PAUL DWORKIN: The business model is changing, and we are all evolving to a “population health model.” The belief that we are moving in that direction provides a very strong impetus for us to partner and do this together as effectively as possible.
So, there is a strong business reason for us to partner in that both payers and providers will ultimately thrive from a business sense if we keep our population healthy. And, the only way we are going to be able to do that is through designing and implementing helpful, successful innovations.
DONNA O’SHEA: I was thinking as you were talking Paul, in some ways that’s the “big I” in innovation. We’ve been talking mostly about the “little i’s”—projects that build up to the “big I.” And the “big I” is that the healthcare system is changing. We can’t sustain a fee-for-service environment anymore. We need to figure out a way to manage the population’s health, so we can have a much healthier population than we do.
The “big I” in innovation must change to make that work. Part of what must happen is we need to work better together. We need collaboration between the health plan and the hospitals, the community services, and the providers. We need to improve the provider program and then we need to coordinate with the community to provide that back up support and care coordination that patients need to lead up to the “big I” of population health management and value-based care.
PAUL DWORKIN: The types of innovation with which we are engaged include social innovation, which is different than traditional biotech innovation—which is also critically important. It’s not an either or, but it’s a very different process and requires very different strategies.
DONNA O’SHEA: As a national company, UnitedHealthcare needs to try new, innovative things. This partnership sets the stage to then say: This worked here. Dr. Dworkin is already doing that with many Connecticut Children’s initiatives, but we want to continue to promote those innovations beyond the success in Hartford and bring it to other communities that need it.
Interested in learning more about innovation efforts from the Connecticut Children’s Medical Center?
>> Read our feature story Connecticut Children’s Medical Center: Enhancing Innovation in CT
About Connecticut Children’s Medical Center
Connecticut Children’s Medical Center is a not-for-profit organization that serves as the primary pediatric teaching hospital for the UConn School of Medicine. Connecticut Children’s Office for Community Child Health is a national leader in community-based prevention and wellness programs. Learn more at www.connecticutchildrens.org or follow on Facebook, Twitter @ctchildrens and @advancingkids, and Instagram @ctchildrensmedct.

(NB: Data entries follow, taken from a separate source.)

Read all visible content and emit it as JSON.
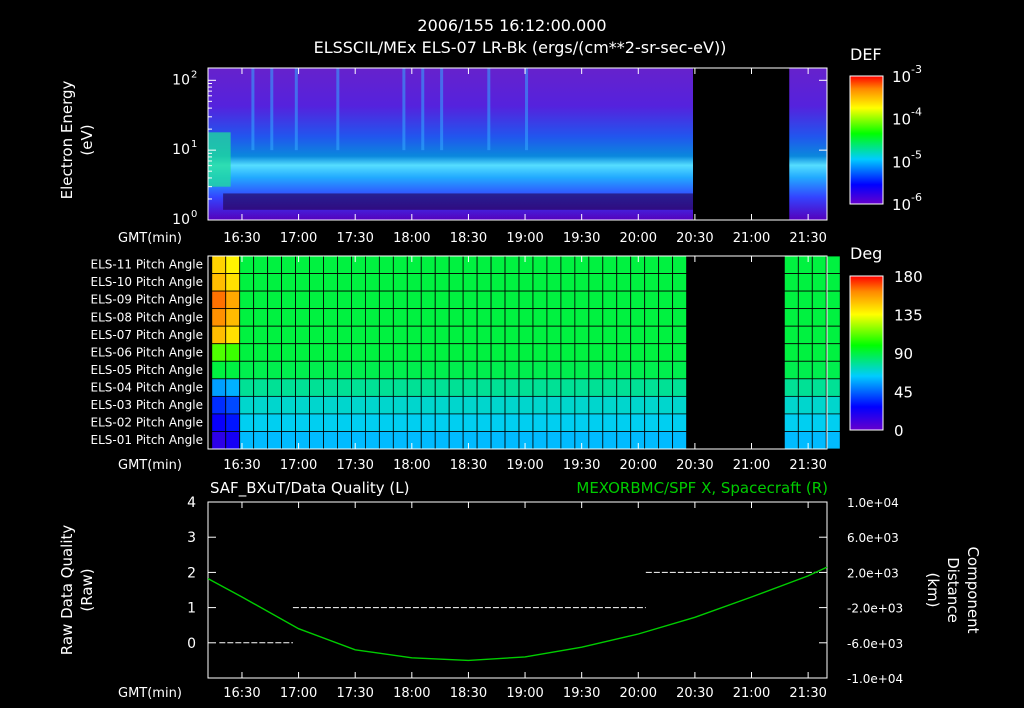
{
  "header": {
    "timestamp": "2006/155 16:12:00.000",
    "title": "ELSSCIL/MEx ELS-07 LR-Bk  (ergs/(cm**2-sr-sec-eV))"
  },
  "time_axis": {
    "label": "GMT(min)",
    "ticks": [
      "16:30",
      "17:00",
      "17:30",
      "18:00",
      "18:30",
      "19:00",
      "19:30",
      "20:00",
      "20:30",
      "21:00",
      "21:30"
    ]
  },
  "colors": {
    "accent_green": "#00cc00"
  },
  "chart_data": [
    {
      "type": "heatmap",
      "name": "spectrogram",
      "ylabel_line1": "Electron Energy",
      "ylabel_line2": "(eV)",
      "y_scale": "log",
      "ylim": [
        1,
        150
      ],
      "y_ticks": [
        {
          "base": "10",
          "exp": "2",
          "value": 100
        },
        {
          "base": "10",
          "exp": "1",
          "value": 10
        },
        {
          "base": "10",
          "exp": "0",
          "value": 1
        }
      ],
      "x_range": [
        "16:12",
        "21:40"
      ],
      "data_gap": [
        "20:29",
        "21:20"
      ],
      "colorbar": {
        "label": "DEF",
        "scale": "log",
        "ticks": [
          {
            "base": "10",
            "exp": "-3"
          },
          {
            "base": "10",
            "exp": "-4"
          },
          {
            "base": "10",
            "exp": "-5"
          },
          {
            "base": "10",
            "exp": "-6"
          }
        ]
      }
    },
    {
      "type": "heatmap",
      "name": "pitch_angle",
      "rows": [
        "ELS-11 Pitch Angle",
        "ELS-10 Pitch Angle",
        "ELS-09 Pitch Angle",
        "ELS-08 Pitch Angle",
        "ELS-07 Pitch Angle",
        "ELS-06 Pitch Angle",
        "ELS-05 Pitch Angle",
        "ELS-04 Pitch Angle",
        "ELS-03 Pitch Angle",
        "ELS-02 Pitch Angle",
        "ELS-01 Pitch Angle"
      ],
      "early_values_deg": [
        145,
        150,
        165,
        160,
        150,
        110,
        90,
        55,
        35,
        25,
        15
      ],
      "steady_values_deg": [
        90,
        90,
        90,
        90,
        90,
        90,
        88,
        78,
        70,
        65,
        60
      ],
      "data_gap": [
        "20:29",
        "21:20"
      ],
      "colorbar": {
        "label": "Deg",
        "range": [
          0,
          180
        ],
        "ticks": [
          "180",
          "135",
          "90",
          "45",
          "0"
        ]
      }
    },
    {
      "type": "line",
      "name": "data_quality",
      "title_left": "SAF_BXuT/Data Quality (L)",
      "title_right": "MEXORBMC/SPF X, Spacecraft (R)",
      "ylabel_left_line1": "Raw Data Quality",
      "ylabel_left_line2": "(Raw)",
      "ylabel_right_line1": "Component",
      "ylabel_right_line2": "Distance",
      "ylabel_right_line3": "(km)",
      "ylim_left": [
        -1,
        4
      ],
      "yticks_left": [
        "4",
        "3",
        "2",
        "1",
        "0"
      ],
      "ylim_right": [
        -10000,
        10000
      ],
      "yticks_right": [
        "1.0e+04",
        "6.0e+03",
        "2.0e+03",
        "-2.0e+03",
        "-6.0e+03",
        "-1.0e+04"
      ],
      "series": [
        {
          "name": "SAF_BXuT/Data Quality",
          "axis": "left",
          "color": "#ffffff",
          "segments": [
            {
              "x_start": "16:18",
              "x_end": "16:57",
              "y": 0
            },
            {
              "x_start": "16:57",
              "x_end": "20:04",
              "y": 1
            },
            {
              "x_start": "20:04",
              "x_end": "21:35",
              "y": 2
            }
          ]
        },
        {
          "name": "MEXORBMC/SPF X, Spacecraft",
          "axis": "right",
          "color": "#00cc00",
          "x": [
            "16:12",
            "16:30",
            "17:00",
            "17:30",
            "18:00",
            "18:30",
            "19:00",
            "19:30",
            "20:00",
            "20:30",
            "21:00",
            "21:30",
            "21:40"
          ],
          "y": [
            1300,
            -800,
            -4400,
            -6800,
            -7700,
            -8000,
            -7600,
            -6500,
            -5000,
            -3100,
            -800,
            1600,
            2600
          ]
        }
      ]
    }
  ]
}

UnitedHealthcare is one of the businesses of UnitedHealth Group a diversified Fortune 50 health and well-being company. Learn more at uhc.com or follow on Facebook, Twitter @myUHC, and Instagram @unitedhealthcare.